Record excerpts: Begin

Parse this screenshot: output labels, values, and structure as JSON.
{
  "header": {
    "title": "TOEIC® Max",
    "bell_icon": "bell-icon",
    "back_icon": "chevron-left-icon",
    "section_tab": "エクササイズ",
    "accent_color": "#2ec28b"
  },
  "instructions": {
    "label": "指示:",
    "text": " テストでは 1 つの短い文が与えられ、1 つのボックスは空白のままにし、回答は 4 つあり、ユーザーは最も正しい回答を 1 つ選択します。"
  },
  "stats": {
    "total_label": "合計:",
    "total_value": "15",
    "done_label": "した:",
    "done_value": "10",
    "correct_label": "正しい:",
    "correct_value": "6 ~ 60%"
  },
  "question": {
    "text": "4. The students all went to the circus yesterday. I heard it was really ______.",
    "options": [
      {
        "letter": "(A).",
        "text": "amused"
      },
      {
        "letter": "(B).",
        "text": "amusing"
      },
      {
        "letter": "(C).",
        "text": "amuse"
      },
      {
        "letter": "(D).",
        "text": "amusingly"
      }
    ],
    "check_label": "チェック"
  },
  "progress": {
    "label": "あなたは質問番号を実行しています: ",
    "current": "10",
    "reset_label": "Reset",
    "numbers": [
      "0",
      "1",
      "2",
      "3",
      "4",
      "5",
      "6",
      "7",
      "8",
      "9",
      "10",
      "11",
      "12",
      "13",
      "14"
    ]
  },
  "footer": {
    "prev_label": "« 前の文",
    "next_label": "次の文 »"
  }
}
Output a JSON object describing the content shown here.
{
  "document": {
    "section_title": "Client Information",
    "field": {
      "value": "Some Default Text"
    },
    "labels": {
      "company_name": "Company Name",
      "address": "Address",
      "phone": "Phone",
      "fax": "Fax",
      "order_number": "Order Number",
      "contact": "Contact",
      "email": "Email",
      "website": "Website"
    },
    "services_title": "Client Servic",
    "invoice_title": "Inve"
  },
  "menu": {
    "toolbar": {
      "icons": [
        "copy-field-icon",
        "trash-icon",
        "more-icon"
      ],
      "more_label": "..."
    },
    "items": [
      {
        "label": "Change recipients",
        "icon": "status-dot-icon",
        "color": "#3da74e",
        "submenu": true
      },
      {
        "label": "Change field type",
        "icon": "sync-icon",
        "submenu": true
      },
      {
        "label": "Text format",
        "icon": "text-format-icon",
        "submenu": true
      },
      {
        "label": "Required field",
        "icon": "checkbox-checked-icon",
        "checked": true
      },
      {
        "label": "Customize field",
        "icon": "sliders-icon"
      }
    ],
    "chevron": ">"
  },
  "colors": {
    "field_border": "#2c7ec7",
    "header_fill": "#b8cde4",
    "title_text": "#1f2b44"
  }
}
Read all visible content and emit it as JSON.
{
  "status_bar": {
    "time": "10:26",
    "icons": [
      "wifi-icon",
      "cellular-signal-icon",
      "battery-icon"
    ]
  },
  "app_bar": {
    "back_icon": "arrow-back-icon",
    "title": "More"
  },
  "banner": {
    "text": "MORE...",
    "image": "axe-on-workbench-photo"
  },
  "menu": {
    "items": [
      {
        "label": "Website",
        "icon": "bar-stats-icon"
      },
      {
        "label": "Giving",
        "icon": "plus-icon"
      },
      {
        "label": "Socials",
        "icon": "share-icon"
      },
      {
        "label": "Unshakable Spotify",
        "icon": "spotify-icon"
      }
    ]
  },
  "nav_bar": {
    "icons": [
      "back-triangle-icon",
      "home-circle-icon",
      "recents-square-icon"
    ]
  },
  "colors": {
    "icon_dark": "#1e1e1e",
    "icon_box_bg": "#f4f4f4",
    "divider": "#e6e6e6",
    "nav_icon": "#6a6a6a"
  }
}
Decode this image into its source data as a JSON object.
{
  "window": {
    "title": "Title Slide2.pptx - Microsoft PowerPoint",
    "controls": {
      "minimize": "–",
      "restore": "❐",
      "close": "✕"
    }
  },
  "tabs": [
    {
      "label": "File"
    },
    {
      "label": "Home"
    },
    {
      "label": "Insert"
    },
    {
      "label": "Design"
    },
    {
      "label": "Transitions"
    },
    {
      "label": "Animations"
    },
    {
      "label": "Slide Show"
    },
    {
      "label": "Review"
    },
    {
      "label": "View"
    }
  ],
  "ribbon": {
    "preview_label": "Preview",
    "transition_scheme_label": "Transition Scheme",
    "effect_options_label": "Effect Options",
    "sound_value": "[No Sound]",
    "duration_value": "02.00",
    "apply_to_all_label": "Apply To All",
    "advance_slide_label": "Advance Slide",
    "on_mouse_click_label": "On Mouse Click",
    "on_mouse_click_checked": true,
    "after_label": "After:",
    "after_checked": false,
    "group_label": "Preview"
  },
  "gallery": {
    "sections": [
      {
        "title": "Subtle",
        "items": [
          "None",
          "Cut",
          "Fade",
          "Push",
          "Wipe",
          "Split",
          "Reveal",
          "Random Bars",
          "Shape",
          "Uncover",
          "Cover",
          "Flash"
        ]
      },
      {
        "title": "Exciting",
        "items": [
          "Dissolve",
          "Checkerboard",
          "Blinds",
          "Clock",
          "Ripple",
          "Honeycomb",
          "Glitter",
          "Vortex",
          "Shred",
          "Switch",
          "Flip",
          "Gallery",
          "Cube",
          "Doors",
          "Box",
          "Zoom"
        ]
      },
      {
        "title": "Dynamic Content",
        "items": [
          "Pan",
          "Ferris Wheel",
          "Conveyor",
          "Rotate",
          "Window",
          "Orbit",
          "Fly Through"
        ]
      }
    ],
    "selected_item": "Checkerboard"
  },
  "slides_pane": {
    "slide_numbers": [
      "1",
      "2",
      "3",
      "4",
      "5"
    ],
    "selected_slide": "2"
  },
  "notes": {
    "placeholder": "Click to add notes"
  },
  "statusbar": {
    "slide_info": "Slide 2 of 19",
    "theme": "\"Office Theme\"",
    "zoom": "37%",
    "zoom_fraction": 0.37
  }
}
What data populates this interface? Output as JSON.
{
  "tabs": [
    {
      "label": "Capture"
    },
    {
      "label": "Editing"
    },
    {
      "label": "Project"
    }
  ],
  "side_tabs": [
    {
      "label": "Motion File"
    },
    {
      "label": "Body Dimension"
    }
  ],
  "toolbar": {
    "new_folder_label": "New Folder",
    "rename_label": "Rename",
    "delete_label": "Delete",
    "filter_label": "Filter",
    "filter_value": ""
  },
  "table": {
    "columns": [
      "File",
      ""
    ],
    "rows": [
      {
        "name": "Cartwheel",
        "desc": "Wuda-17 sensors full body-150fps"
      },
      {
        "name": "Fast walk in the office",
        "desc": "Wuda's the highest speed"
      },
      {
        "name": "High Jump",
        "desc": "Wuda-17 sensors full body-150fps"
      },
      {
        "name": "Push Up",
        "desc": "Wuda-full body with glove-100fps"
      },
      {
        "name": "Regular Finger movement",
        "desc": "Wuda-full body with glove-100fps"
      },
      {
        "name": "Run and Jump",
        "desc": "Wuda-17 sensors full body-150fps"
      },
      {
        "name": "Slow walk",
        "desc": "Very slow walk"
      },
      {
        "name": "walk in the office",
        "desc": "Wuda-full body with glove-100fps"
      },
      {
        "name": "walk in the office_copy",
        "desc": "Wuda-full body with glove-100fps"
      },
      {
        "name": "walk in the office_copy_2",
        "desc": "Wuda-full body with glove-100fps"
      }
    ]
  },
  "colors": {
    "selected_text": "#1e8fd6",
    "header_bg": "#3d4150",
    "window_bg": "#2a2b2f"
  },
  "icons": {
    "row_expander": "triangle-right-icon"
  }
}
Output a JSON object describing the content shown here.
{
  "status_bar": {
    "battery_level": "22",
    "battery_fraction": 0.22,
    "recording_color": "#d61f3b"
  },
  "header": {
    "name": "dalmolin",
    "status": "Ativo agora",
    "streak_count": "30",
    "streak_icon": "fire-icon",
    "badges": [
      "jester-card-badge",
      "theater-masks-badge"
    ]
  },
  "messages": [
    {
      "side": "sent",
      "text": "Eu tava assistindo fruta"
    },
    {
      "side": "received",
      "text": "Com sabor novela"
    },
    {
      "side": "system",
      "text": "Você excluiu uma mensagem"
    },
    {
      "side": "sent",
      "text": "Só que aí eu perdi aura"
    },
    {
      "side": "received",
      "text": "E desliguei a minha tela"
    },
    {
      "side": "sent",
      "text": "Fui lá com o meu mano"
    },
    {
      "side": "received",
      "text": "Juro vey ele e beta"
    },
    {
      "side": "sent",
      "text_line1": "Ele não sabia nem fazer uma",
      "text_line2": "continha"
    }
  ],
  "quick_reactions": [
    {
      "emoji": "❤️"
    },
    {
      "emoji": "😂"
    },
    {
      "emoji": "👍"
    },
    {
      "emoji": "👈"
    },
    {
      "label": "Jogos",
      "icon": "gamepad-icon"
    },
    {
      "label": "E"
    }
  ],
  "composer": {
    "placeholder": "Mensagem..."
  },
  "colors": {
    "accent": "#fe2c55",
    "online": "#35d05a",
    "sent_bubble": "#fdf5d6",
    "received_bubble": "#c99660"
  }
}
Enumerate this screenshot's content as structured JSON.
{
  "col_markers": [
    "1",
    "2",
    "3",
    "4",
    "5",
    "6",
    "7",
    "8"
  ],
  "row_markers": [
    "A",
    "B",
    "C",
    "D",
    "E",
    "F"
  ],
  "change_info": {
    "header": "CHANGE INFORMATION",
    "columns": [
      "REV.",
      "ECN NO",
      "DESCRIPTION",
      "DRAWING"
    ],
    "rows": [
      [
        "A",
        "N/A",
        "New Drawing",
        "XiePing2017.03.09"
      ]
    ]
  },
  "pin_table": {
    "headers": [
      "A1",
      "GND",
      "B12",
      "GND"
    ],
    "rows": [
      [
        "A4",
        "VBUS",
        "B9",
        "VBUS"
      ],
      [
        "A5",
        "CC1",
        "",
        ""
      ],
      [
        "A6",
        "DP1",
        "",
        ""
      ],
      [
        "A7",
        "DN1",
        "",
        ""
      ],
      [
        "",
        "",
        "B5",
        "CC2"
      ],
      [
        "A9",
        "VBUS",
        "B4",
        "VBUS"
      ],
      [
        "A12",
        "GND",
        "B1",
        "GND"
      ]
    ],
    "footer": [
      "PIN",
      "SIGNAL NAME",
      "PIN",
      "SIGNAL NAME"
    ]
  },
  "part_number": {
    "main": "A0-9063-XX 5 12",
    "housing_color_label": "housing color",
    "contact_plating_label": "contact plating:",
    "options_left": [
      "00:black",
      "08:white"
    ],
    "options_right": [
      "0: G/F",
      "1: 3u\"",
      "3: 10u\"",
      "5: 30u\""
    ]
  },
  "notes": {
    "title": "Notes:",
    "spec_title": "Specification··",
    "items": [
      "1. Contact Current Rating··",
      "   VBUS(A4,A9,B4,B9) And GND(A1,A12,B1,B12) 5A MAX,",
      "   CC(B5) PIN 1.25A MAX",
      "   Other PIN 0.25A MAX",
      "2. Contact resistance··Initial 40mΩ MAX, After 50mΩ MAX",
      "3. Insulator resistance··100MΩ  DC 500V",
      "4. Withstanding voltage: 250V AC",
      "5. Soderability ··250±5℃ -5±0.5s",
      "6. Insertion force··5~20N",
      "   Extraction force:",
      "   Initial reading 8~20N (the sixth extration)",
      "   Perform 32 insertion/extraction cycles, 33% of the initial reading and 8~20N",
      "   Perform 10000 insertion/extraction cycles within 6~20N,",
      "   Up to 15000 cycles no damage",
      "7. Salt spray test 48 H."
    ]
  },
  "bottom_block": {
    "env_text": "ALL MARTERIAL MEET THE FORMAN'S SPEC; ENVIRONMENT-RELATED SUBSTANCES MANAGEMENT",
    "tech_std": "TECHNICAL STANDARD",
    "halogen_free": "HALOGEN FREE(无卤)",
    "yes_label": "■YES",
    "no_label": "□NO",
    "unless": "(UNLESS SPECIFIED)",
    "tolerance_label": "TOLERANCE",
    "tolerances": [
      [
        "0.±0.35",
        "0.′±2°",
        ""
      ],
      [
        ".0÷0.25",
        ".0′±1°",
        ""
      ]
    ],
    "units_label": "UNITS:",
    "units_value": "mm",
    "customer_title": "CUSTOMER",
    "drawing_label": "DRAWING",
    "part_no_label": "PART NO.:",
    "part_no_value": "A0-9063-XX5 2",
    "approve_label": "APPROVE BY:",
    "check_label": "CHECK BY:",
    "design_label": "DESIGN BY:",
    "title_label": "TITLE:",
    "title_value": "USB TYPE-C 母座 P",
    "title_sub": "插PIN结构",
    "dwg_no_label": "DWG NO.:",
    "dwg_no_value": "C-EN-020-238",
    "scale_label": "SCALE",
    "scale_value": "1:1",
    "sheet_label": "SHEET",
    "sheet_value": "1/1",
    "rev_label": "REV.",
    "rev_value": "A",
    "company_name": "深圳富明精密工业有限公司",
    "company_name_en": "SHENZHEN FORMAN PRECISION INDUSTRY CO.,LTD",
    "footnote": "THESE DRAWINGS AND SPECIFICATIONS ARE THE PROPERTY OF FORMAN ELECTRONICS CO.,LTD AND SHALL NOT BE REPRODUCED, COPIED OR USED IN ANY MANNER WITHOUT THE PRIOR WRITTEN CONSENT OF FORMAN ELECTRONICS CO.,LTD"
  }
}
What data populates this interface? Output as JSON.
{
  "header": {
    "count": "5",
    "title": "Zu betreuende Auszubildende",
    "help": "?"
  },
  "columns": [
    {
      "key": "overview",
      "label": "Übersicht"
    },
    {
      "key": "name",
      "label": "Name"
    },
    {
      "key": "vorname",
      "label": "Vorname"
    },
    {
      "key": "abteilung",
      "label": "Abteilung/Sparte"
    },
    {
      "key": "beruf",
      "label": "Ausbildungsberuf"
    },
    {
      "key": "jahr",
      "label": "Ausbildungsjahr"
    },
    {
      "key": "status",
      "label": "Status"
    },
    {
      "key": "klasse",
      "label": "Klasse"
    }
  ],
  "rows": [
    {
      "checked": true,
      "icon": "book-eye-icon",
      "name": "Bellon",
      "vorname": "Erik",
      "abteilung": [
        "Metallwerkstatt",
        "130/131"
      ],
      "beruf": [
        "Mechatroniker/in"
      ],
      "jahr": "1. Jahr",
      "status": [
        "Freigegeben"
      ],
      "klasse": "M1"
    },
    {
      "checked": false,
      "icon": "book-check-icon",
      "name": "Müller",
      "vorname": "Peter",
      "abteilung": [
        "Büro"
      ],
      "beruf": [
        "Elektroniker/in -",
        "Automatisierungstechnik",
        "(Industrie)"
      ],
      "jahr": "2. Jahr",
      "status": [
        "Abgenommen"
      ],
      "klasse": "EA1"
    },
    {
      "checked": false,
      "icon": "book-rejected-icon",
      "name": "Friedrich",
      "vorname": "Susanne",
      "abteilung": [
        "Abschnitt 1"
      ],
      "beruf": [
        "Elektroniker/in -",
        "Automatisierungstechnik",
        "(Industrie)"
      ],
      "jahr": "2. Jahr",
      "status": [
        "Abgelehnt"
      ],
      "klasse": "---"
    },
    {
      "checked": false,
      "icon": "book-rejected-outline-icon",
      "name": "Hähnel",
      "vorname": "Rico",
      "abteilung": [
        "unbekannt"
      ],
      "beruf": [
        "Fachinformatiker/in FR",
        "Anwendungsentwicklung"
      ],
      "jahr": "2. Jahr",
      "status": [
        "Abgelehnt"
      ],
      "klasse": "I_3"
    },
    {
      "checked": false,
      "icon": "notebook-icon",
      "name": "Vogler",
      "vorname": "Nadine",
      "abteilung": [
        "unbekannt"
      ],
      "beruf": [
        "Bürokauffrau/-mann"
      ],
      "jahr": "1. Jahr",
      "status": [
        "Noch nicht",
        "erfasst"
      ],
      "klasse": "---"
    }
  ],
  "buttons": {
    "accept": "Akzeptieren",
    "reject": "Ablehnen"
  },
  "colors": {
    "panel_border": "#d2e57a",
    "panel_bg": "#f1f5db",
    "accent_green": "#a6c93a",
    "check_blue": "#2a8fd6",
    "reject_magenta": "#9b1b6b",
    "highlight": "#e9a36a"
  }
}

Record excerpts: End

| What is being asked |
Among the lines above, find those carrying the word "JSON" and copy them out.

| Solution to this task |
Parse this screenshot: output labels, values, and structure as JSON.
Output a JSON object describing the content shown here.
Read all visible content and emit it as JSON.
Decode this image into its source data as a JSON object.
What data populates this interface? Output as JSON.
Output a JSON object describing the content shown here.
Enumerate this screenshot's content as structured JSON.
What data populates this interface? Output as JSON.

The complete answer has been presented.